- **Activity**:
Using the data below, work out how many lines contain "colormap", and report only that number.

[Dataset rows for apps and sites]
---------------

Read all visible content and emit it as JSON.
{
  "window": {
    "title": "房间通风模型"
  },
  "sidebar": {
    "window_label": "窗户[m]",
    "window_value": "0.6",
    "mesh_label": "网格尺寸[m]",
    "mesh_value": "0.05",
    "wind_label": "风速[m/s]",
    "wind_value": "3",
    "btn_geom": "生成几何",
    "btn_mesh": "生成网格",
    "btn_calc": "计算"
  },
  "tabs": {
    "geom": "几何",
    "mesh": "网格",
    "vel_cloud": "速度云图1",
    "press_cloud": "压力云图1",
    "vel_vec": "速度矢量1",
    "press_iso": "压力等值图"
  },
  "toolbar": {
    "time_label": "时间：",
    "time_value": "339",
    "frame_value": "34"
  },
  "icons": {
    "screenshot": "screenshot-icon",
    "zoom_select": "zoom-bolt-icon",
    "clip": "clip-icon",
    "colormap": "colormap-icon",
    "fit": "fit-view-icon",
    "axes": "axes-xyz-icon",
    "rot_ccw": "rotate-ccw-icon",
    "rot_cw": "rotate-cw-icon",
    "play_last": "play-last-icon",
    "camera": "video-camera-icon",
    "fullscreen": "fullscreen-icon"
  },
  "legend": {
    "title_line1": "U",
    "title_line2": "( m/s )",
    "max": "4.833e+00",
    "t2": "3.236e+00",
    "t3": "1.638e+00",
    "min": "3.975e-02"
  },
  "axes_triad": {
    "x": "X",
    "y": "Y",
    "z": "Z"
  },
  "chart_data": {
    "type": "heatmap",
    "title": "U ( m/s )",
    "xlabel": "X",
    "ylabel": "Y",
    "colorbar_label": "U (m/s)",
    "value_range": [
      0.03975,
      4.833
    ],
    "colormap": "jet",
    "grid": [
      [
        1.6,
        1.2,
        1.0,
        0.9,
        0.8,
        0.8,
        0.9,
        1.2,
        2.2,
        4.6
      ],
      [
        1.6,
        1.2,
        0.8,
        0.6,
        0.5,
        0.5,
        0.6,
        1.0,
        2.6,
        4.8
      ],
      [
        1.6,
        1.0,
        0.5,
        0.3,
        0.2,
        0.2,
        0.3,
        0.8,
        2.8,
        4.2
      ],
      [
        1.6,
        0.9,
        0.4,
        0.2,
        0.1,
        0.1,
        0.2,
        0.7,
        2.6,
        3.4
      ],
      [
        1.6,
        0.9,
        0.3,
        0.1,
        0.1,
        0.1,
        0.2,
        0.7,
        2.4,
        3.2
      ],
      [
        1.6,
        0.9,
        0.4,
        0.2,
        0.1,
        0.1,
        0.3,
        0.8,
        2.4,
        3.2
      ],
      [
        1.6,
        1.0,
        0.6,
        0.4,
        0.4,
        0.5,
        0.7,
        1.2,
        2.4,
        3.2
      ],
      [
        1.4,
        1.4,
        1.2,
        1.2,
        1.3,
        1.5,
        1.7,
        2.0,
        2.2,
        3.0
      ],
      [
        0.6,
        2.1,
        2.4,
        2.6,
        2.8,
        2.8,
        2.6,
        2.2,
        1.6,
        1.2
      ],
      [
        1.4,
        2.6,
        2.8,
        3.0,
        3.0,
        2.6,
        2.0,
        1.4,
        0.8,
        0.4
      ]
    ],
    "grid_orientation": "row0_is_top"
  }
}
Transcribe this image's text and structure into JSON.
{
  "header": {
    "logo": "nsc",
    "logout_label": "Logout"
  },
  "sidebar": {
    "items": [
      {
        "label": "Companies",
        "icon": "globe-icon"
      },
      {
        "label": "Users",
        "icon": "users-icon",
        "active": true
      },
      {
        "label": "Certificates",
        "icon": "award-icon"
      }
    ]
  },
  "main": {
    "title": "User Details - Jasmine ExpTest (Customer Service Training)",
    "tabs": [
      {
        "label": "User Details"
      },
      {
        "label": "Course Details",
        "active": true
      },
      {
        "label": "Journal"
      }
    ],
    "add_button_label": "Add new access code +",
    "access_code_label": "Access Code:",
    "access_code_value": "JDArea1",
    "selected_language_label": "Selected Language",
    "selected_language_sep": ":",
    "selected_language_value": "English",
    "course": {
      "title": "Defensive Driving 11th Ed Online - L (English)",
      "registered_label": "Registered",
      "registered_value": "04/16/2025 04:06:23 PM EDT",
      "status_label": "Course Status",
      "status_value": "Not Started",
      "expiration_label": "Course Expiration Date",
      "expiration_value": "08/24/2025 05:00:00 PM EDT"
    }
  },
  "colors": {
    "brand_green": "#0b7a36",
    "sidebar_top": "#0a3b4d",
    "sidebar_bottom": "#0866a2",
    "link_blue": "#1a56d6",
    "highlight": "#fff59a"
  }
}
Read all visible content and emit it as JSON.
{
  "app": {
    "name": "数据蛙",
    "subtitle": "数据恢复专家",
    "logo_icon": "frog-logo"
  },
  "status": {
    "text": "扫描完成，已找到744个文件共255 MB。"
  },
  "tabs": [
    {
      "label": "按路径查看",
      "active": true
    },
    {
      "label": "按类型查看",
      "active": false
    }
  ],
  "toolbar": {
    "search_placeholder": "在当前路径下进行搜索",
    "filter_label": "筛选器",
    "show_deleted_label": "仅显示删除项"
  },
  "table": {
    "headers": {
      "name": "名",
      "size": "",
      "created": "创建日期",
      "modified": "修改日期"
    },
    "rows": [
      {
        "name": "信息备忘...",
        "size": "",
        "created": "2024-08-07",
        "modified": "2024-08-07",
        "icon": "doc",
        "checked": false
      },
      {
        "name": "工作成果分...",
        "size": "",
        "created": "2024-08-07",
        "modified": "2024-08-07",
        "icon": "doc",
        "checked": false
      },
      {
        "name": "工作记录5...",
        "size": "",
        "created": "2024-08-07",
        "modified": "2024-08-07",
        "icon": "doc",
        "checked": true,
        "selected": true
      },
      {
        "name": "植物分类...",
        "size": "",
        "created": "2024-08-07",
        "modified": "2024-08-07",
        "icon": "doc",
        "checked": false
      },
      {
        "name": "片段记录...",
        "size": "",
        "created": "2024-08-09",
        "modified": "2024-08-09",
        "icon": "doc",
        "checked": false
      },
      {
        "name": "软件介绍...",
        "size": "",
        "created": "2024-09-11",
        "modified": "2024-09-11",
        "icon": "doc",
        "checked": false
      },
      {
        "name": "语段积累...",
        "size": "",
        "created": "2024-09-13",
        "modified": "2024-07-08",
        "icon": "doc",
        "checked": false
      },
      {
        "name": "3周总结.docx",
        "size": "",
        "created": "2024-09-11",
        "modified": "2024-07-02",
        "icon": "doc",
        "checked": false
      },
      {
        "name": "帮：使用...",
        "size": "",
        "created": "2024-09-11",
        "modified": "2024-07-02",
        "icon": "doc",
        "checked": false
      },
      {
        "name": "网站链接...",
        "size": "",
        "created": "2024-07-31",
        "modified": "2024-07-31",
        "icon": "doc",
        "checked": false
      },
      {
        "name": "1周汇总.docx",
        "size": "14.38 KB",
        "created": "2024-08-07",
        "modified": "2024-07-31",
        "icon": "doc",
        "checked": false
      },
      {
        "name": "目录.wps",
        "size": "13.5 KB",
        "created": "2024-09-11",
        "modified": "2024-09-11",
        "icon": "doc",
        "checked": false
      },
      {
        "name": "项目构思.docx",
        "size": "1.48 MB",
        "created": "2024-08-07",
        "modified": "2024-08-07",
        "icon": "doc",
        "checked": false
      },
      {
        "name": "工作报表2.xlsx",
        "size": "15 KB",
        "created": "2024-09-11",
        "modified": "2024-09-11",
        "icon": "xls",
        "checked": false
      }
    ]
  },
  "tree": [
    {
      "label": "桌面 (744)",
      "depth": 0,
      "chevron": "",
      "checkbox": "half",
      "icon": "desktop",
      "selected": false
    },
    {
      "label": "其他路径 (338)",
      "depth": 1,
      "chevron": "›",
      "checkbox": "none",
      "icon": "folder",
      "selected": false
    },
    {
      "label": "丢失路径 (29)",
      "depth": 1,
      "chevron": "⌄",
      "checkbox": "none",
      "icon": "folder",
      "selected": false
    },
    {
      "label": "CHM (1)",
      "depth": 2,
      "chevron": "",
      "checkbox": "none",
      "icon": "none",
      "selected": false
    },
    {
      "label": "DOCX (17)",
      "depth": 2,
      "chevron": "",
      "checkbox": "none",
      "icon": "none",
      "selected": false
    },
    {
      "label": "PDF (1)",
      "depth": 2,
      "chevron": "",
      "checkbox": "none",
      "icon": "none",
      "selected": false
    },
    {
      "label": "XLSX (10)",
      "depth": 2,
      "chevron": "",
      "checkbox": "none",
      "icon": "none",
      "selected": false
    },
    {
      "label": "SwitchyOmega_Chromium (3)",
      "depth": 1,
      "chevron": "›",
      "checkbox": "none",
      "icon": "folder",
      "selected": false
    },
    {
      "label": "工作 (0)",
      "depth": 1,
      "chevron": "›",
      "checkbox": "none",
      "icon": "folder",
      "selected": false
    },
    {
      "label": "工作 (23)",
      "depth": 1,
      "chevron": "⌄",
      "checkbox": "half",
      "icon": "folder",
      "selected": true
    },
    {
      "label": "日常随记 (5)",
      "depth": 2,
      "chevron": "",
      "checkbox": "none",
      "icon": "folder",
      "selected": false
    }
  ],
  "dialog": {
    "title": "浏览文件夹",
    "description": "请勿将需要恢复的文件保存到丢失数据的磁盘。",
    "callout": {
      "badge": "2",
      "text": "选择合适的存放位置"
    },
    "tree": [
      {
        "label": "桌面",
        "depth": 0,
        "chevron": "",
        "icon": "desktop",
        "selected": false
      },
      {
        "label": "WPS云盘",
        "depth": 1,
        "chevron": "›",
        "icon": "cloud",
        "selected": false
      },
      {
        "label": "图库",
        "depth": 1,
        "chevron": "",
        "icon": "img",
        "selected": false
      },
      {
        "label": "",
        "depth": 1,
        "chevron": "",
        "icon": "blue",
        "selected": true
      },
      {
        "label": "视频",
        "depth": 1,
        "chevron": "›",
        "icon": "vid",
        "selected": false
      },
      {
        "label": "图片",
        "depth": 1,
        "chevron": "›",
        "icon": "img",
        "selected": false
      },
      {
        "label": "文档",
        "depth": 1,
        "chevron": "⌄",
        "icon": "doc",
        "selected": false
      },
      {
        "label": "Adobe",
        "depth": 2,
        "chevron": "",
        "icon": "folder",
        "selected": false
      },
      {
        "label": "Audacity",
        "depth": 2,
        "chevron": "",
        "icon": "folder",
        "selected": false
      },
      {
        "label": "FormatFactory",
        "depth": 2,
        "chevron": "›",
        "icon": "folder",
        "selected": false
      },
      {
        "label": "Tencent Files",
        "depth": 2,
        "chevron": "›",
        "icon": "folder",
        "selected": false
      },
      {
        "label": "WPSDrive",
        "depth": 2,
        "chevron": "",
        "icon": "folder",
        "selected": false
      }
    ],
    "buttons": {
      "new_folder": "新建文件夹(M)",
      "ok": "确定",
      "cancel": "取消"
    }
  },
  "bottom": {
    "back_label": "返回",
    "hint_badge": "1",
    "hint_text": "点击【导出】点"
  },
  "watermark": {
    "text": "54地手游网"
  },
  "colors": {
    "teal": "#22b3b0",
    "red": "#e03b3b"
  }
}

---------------

- **Response area**:
2